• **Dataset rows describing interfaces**
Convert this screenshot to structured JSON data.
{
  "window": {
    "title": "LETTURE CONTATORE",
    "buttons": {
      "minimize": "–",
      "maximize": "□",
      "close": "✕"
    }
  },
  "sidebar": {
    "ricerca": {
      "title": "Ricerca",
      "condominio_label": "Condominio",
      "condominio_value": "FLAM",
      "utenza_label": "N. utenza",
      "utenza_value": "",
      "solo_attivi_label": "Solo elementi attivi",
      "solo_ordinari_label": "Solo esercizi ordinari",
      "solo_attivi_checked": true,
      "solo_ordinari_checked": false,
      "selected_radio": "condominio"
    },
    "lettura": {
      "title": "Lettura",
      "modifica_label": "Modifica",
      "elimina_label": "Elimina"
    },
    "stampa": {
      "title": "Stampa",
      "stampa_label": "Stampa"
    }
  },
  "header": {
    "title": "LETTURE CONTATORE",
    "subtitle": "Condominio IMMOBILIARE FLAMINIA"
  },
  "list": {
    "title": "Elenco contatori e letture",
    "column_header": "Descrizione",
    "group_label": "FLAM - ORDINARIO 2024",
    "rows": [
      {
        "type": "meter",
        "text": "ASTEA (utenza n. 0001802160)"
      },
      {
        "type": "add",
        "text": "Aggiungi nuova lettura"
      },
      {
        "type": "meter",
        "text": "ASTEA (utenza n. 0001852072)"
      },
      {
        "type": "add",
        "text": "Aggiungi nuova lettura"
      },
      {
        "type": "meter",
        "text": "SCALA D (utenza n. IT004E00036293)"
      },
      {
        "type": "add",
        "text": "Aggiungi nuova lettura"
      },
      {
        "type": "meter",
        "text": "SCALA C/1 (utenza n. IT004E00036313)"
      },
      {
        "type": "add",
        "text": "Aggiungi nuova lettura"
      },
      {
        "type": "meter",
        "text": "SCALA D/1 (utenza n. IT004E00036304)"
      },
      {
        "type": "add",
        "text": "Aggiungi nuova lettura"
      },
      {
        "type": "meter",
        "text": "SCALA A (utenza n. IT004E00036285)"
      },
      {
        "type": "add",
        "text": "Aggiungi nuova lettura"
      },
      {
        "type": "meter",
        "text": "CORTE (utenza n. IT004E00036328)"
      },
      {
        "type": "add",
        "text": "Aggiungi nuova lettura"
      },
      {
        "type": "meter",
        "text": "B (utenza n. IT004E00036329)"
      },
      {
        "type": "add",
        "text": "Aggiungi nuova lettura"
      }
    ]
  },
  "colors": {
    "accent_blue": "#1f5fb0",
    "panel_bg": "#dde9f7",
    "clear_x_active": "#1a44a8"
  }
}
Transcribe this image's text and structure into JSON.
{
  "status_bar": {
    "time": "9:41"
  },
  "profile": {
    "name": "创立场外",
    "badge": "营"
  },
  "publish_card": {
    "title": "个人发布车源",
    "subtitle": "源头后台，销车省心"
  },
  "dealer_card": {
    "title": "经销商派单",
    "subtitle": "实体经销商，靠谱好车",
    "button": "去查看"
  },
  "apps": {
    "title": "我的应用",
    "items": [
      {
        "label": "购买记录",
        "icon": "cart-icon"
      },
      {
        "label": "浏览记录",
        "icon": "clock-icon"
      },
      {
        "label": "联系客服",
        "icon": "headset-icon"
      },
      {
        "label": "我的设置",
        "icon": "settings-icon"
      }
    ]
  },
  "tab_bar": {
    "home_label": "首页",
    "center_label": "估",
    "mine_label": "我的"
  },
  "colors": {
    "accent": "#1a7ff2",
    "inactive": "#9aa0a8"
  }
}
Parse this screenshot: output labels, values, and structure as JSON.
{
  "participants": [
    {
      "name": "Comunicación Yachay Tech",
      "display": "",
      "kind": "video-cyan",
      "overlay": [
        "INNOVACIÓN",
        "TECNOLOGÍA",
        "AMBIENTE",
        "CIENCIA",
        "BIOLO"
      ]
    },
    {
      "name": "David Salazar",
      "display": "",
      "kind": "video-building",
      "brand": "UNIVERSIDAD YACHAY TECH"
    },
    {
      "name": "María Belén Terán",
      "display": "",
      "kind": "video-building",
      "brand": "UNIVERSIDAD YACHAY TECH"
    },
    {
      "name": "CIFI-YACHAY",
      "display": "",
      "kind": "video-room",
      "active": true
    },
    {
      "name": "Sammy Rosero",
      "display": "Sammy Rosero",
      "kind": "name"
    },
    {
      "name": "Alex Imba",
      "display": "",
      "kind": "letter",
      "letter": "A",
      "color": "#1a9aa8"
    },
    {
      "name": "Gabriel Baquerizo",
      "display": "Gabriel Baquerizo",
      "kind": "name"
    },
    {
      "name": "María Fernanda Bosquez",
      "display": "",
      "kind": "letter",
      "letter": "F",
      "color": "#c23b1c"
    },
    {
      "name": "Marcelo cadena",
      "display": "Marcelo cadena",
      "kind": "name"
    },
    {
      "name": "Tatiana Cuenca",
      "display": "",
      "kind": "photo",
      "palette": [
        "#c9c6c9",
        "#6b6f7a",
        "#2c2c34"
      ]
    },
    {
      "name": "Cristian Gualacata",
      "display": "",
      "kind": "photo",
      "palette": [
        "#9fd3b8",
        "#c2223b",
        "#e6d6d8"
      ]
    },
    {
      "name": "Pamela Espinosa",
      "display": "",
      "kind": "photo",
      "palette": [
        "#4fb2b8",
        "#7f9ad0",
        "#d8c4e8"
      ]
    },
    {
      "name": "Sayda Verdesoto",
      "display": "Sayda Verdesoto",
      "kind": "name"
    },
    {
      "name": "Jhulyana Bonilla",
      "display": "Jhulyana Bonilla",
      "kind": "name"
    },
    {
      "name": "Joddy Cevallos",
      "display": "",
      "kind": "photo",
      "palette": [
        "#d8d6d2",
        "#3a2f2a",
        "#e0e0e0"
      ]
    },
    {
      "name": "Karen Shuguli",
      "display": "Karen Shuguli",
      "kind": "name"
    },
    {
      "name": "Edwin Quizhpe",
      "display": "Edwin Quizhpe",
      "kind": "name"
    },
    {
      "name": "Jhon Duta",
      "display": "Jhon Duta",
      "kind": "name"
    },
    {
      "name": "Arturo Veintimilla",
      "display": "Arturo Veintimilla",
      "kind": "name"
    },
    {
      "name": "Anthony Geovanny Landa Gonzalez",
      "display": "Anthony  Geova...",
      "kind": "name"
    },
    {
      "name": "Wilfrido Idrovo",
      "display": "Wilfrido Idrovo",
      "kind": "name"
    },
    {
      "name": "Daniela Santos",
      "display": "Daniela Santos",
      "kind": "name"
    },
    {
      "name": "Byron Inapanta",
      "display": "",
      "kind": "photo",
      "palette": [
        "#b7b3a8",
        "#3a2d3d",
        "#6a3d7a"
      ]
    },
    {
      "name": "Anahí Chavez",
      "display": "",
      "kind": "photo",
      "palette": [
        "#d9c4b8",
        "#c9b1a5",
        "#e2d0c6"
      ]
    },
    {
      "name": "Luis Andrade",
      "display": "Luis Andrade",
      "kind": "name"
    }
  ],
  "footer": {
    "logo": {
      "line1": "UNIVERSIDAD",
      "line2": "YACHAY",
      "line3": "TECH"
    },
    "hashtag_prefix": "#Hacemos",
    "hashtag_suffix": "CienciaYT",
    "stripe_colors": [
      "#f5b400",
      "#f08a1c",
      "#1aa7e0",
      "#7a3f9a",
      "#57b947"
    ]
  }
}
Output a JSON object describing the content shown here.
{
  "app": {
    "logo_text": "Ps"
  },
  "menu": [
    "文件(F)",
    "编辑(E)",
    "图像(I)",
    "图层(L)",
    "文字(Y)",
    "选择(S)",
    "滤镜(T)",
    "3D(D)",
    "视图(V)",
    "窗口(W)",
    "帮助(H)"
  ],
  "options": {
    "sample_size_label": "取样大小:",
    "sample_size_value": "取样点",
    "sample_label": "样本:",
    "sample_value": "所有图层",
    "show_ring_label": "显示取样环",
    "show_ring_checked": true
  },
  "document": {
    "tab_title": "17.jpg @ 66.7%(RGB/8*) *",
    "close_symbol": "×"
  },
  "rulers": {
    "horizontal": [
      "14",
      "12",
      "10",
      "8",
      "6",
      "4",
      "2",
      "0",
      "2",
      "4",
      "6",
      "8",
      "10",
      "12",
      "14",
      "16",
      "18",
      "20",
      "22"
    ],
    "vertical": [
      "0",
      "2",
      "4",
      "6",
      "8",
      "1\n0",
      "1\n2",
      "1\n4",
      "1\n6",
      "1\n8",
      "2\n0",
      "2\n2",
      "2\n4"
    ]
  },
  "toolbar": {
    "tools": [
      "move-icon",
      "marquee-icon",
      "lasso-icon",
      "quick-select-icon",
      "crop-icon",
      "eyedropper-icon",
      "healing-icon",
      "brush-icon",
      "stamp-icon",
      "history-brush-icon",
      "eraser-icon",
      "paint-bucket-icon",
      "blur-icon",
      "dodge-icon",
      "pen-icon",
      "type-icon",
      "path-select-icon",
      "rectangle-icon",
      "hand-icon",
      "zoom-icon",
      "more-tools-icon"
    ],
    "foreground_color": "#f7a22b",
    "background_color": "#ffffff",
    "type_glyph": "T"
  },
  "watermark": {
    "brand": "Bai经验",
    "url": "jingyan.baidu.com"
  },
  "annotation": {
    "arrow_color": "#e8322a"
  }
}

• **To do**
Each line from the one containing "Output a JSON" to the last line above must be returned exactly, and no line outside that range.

• **Finished exercise**
Output a JSON object describing the content shown here.
{
  "app": {
    "logo_text": "Ps"
  },
  "menu": [
    "文件(F)",
    "编辑(E)",
    "图像(I)",
    "图层(L)",
    "文字(Y)",
    "选择(S)",
    "滤镜(T)",
    "3D(D)",
    "视图(V)",
    "窗口(W)",
    "帮助(H)"
  ],
  "options": {
    "sample_size_label": "取样大小:",
    "sample_size_value": "取样点",
    "sample_label": "样本:",
    "sample_value": "所有图层",
    "show_ring_label": "显示取样环",
    "show_ring_checked": true
  },
  "document": {
    "tab_title": "17.jpg @ 66.7%(RGB/8*) *",
    "close_symbol": "×"
  },
  "rulers": {
    "horizontal": [
      "14",
      "12",
      "10",
      "8",
      "6",
      "4",
      "2",
      "0",
      "2",
      "4",
      "6",
      "8",
      "10",
      "12",
      "14",
      "16",
      "18",
      "20",
      "22"
    ],
    "vertical": [
      "0",
      "2",
      "4",
      "6",
      "8",
      "1\n0",
      "1\n2",
      "1\n4",
      "1\n6",
      "1\n8",
      "2\n0",
      "2\n2",
      "2\n4"
    ]
  },
  "toolbar": {
    "tools": [
      "move-icon",
      "marquee-icon",
      "lasso-icon",
      "quick-select-icon",
      "crop-icon",
      "eyedropper-icon",
      "healing-icon",
      "brush-icon",
      "stamp-icon",
      "history-brush-icon",
      "eraser-icon",
      "paint-bucket-icon",
      "blur-icon",
      "dodge-icon",
      "pen-icon",
      "type-icon",
      "path-select-icon",
      "rectangle-icon",
      "hand-icon",
      "zoom-icon",
      "more-tools-icon"
    ],
    "foreground_color": "#f7a22b",
    "background_color": "#ffffff",
    "type_glyph": "T"
  },
  "watermark": {
    "brand": "Bai经验",
    "url": "jingyan.baidu.com"
  },
  "annotation": {
    "arrow_color": "#e8322a"
  }
}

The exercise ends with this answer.